Converting branch circuits to MC cable in wire mesh can save 20 to 50 percent in installation time over pipe and wire. Even projects already allowing MC cable in the branch circuits will see productivity improvements by introducing wire mesh pathways. Combining a wire mesh grid with branch circuit distribution boxes mounted directly to the tray creates a "plug-and-play" type system that installs quickly and permits cables to be pulled or laid in place. Even after a system is completely installed, the flexibility of MC cable in wire mesh offers advantages, including making moves, adds, and changes more quickly and efficiently.
Additional advantages of installing MC cable in wire mesh cable management include reducing or eliminating unproductive jobsite activities. This system also has the potential to eliminate hot work in industrial environments. Unlike conduit, MC cable and wire mesh do not carry the risk of trapping moisture or transporting gases; important considerations in many industrial environments. Conductors installed within conduit cannot dissipate heat as readily as those installed in open wiring, so the current capacity of each conductor must be reduced if many are installed in one conduit. Wire mesh allows heat to dissipate. Also, when installed and grounded correctly, wire mesh cable management significantly reduces electromagnetic disturbances. The steel structure of the tray absorbs electromagnetic interference and drains the disturbance away from cables causing minimal effect to the connected equipment.
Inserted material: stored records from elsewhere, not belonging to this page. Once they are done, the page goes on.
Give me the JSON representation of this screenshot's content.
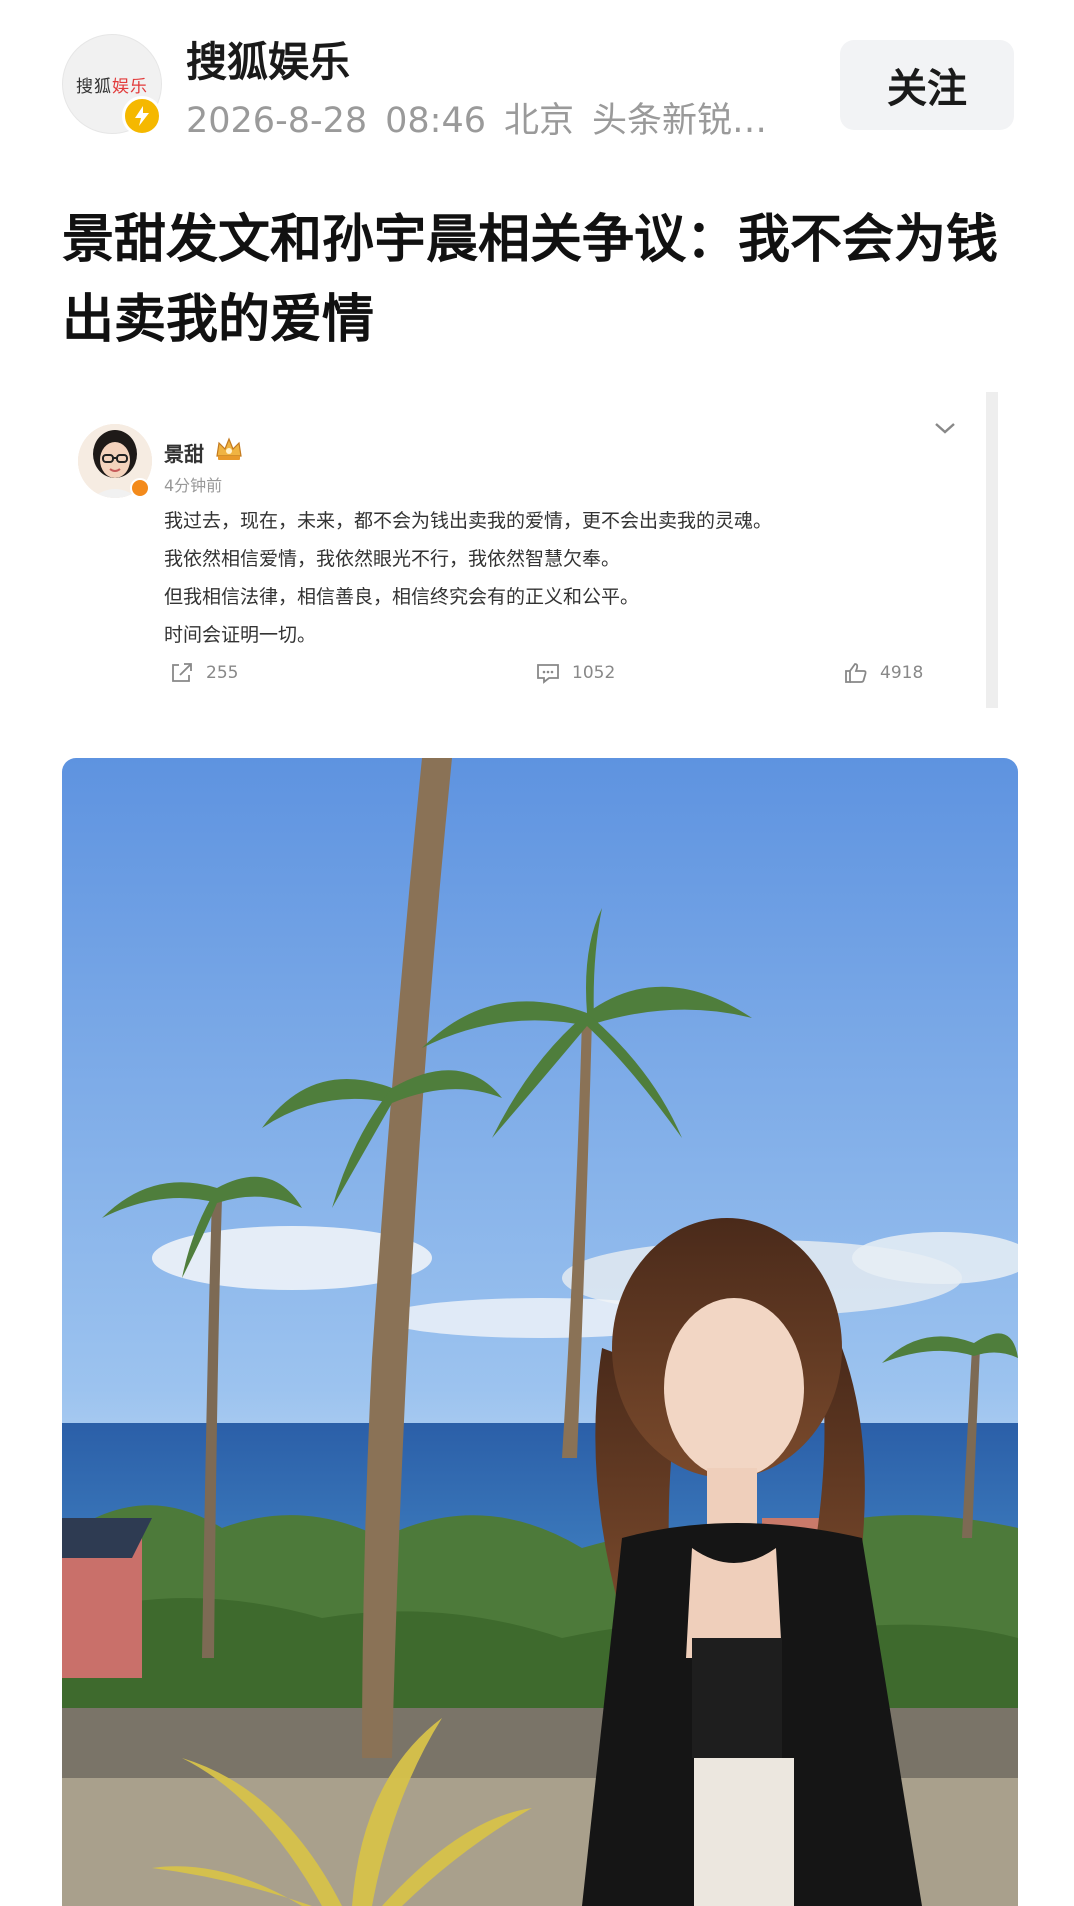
{
  "header": {
    "avatar_text_main": "搜狐",
    "avatar_text_accent": "娱乐",
    "source_name": "搜狐娱乐",
    "date": "2026-8-28",
    "time": "08:46",
    "location": "北京",
    "tag": "头条新锐…",
    "follow_label": "关注",
    "avatar_badge_icon": "lightning-icon",
    "badge_color": "#f5b800"
  },
  "article": {
    "title": "景甜发文和孙宇晨相关争议：我不会为钱出卖我的爱情"
  },
  "weibo_post": {
    "user": "景甜",
    "time_ago": "4分钟前",
    "lines": [
      "我过去，现在，未来，都不会为钱出卖我的爱情，更不会出卖我的灵魂。",
      "我依然相信爱情，我依然眼光不行，我依然智慧欠奉。",
      "但我相信法律，相信善良，相信终究会有的正义和公平。",
      "时间会证明一切。"
    ],
    "reposts": "255",
    "comments": "1052",
    "likes": "4918",
    "icons": {
      "repost": "share-icon",
      "comment": "comment-icon",
      "like": "thumbs-up-icon",
      "menu": "chevron-down-icon",
      "verified": "crown-icon"
    }
  },
  "photo": {
    "subject": "woman-by-palm-trees-photo"
  }
}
Moving from conduit into MC cable and wire mesh cable management is a significant step to higher productivity and profitability. The results extend beyond lower purchasing prices on materials and improved labor costs. It's all about managing and controlling risk and improving the ability to meet aggressive schedules while remaining viable, competitive, and profitable contracting organizations.
Steve Killius, Vice President of the Contractor Resource Group at Legrand North America, manages a team of electrical and industrial contractor productivity consultants who help the electrical contractor community meet today’s challenges.
Killius’ session, “Is Conduit the Only Answer? Innovate with Wire Mesh Cable Management Systems”, will take place Friday, September 27 at 1:15 p.m. at the 56th Annual IEC National Convention & Electric Expo in Portland, Oregon.